Reproduce the data below in full and to the letter, images excepted.

*** Dataset records

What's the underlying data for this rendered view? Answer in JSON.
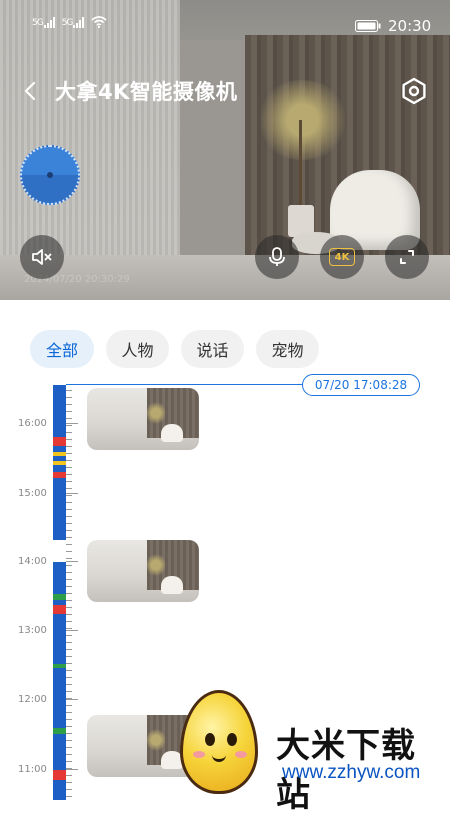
{
  "status_bar": {
    "signal_1": "5G",
    "signal_2": "5G",
    "time": "20:30"
  },
  "header": {
    "title": "大拿4K智能摄像机",
    "back_icon": "chevron-left-icon",
    "settings_icon": "gear-icon"
  },
  "camera": {
    "overlay_text": "2024/07/20 20:30:29",
    "quality_label": "4K",
    "mute_icon": "speaker-muted-icon",
    "mic_icon": "microphone-icon",
    "fullscreen_icon": "fullscreen-icon"
  },
  "filters": {
    "tabs": [
      {
        "label": "全部",
        "active": true
      },
      {
        "label": "人物",
        "active": false
      },
      {
        "label": "说话",
        "active": false
      },
      {
        "label": "宠物",
        "active": false
      }
    ]
  },
  "timeline": {
    "current_time": "07/20 17:08:28",
    "hours": [
      "16:00",
      "15:00",
      "14:00",
      "13:00",
      "12:00",
      "11:00"
    ],
    "accent_color": "#1e5fc6"
  },
  "watermark": {
    "title": "大米下载站",
    "url": "www.zzhyw.com"
  }
}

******

__Exercise result__:
What's the underlying data for this rendered view? Answer in JSON.
{
  "status_bar": {
    "signal_1": "5G",
    "signal_2": "5G",
    "time": "20:30"
  },
  "header": {
    "title": "大拿4K智能摄像机",
    "back_icon": "chevron-left-icon",
    "settings_icon": "gear-icon"
  },
  "camera": {
    "overlay_text": "2024/07/20 20:30:29",
    "quality_label": "4K",
    "mute_icon": "speaker-muted-icon",
    "mic_icon": "microphone-icon",
    "fullscreen_icon": "fullscreen-icon"
  },
  "filters": {
    "tabs": [
      {
        "label": "全部",
        "active": true
      },
      {
        "label": "人物",
        "active": false
      },
      {
        "label": "说话",
        "active": false
      },
      {
        "label": "宠物",
        "active": false
      }
    ]
  },
  "timeline": {
    "current_time": "07/20 17:08:28",
    "hours": [
      "16:00",
      "15:00",
      "14:00",
      "13:00",
      "12:00",
      "11:00"
    ],
    "accent_color": "#1e5fc6"
  },
  "watermark": {
    "title": "大米下载站",
    "url": "www.zzhyw.com"
  }
}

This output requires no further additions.